> **Work instruction**
An exact copy of all the data is the required output.
*** Supplied data ***
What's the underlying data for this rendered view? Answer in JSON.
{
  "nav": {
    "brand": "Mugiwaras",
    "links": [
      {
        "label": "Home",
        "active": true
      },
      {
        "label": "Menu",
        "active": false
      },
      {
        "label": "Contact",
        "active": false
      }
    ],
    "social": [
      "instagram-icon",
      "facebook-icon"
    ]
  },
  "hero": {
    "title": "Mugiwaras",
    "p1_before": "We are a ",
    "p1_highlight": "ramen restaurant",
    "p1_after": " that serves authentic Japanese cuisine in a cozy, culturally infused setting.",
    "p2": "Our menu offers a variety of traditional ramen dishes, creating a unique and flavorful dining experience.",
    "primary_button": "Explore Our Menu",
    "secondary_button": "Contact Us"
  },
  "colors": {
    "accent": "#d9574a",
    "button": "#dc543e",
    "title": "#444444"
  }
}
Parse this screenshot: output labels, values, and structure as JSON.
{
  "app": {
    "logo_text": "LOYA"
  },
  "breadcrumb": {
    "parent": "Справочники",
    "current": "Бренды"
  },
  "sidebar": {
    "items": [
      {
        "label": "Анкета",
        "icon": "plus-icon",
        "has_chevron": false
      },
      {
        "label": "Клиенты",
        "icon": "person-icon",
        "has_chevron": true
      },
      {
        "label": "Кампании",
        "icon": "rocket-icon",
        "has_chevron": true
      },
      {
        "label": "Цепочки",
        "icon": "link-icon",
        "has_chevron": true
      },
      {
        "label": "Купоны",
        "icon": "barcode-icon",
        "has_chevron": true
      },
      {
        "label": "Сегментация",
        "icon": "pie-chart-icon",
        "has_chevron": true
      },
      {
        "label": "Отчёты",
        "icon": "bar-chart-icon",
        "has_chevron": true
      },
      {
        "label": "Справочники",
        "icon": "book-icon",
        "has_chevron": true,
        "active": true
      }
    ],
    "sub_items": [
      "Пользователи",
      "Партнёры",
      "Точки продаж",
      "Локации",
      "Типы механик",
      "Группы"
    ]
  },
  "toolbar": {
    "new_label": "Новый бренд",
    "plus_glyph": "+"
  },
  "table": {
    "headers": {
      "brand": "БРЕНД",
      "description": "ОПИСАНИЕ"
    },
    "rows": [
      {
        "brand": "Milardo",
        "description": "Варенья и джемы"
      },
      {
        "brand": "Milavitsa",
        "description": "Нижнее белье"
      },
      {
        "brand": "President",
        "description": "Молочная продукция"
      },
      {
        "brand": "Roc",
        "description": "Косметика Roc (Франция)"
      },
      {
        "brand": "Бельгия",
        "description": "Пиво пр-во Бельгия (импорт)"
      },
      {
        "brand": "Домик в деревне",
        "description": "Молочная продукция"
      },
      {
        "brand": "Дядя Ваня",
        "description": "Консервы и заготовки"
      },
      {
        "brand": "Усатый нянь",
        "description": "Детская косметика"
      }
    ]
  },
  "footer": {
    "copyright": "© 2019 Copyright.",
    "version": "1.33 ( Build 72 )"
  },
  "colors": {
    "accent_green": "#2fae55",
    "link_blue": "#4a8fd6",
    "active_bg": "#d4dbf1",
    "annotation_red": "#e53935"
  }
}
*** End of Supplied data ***
> **Task response**
What's the underlying data for this rendered view? Answer in JSON.
{
  "nav": {
    "brand": "Mugiwaras",
    "links": [
      {
        "label": "Home",
        "active": true
      },
      {
        "label": "Menu",
        "active": false
      },
      {
        "label": "Contact",
        "active": false
      }
    ],
    "social": [
      "instagram-icon",
      "facebook-icon"
    ]
  },
  "hero": {
    "title": "Mugiwaras",
    "p1_before": "We are a ",
    "p1_highlight": "ramen restaurant",
    "p1_after": " that serves authentic Japanese cuisine in a cozy, culturally infused setting.",
    "p2": "Our menu offers a variety of traditional ramen dishes, creating a unique and flavorful dining experience.",
    "primary_button": "Explore Our Menu",
    "secondary_button": "Contact Us"
  },
  "colors": {
    "accent": "#d9574a",
    "button": "#dc543e",
    "title": "#444444"
  }
}
Parse this screenshot: output labels, values, and structure as JSON.
{
  "app": {
    "logo_text": "LOYA"
  },
  "breadcrumb": {
    "parent": "Справочники",
    "current": "Бренды"
  },
  "sidebar": {
    "items": [
      {
        "label": "Анкета",
        "icon": "plus-icon",
        "has_chevron": false
      },
      {
        "label": "Клиенты",
        "icon": "person-icon",
        "has_chevron": true
      },
      {
        "label": "Кампании",
        "icon": "rocket-icon",
        "has_chevron": true
      },
      {
        "label": "Цепочки",
        "icon": "link-icon",
        "has_chevron": true
      },
      {
        "label": "Купоны",
        "icon": "barcode-icon",
        "has_chevron": true
      },
      {
        "label": "Сегментация",
        "icon": "pie-chart-icon",
        "has_chevron": true
      },
      {
        "label": "Отчёты",
        "icon": "bar-chart-icon",
        "has_chevron": true
      },
      {
        "label": "Справочники",
        "icon": "book-icon",
        "has_chevron": true,
        "active": true
      }
    ],
    "sub_items": [
      "Пользователи",
      "Партнёры",
      "Точки продаж",
      "Локации",
      "Типы механик",
      "Группы"
    ]
  },
  "toolbar": {
    "new_label": "Новый бренд",
    "plus_glyph": "+"
  },
  "table": {
    "headers": {
      "brand": "БРЕНД",
      "description": "ОПИСАНИЕ"
    },
    "rows": [
      {
        "brand": "Milardo",
        "description": "Варенья и джемы"
      },
      {
        "brand": "Milavitsa",
        "description": "Нижнее белье"
      },
      {
        "brand": "President",
        "description": "Молочная продукция"
      },
      {
        "brand": "Roc",
        "description": "Косметика Roc (Франция)"
      },
      {
        "brand": "Бельгия",
        "description": "Пиво пр-во Бельгия (импорт)"
      },
      {
        "brand": "Домик в деревне",
        "description": "Молочная продукция"
      },
      {
        "brand": "Дядя Ваня",
        "description": "Консервы и заготовки"
      },
      {
        "brand": "Усатый нянь",
        "description": "Детская косметика"
      }
    ]
  },
  "footer": {
    "copyright": "© 2019 Copyright.",
    "version": "1.33 ( Build 72 )"
  },
  "colors": {
    "accent_green": "#2fae55",
    "link_blue": "#4a8fd6",
    "active_bg": "#d4dbf1",
    "annotation_red": "#e53935"
  }
}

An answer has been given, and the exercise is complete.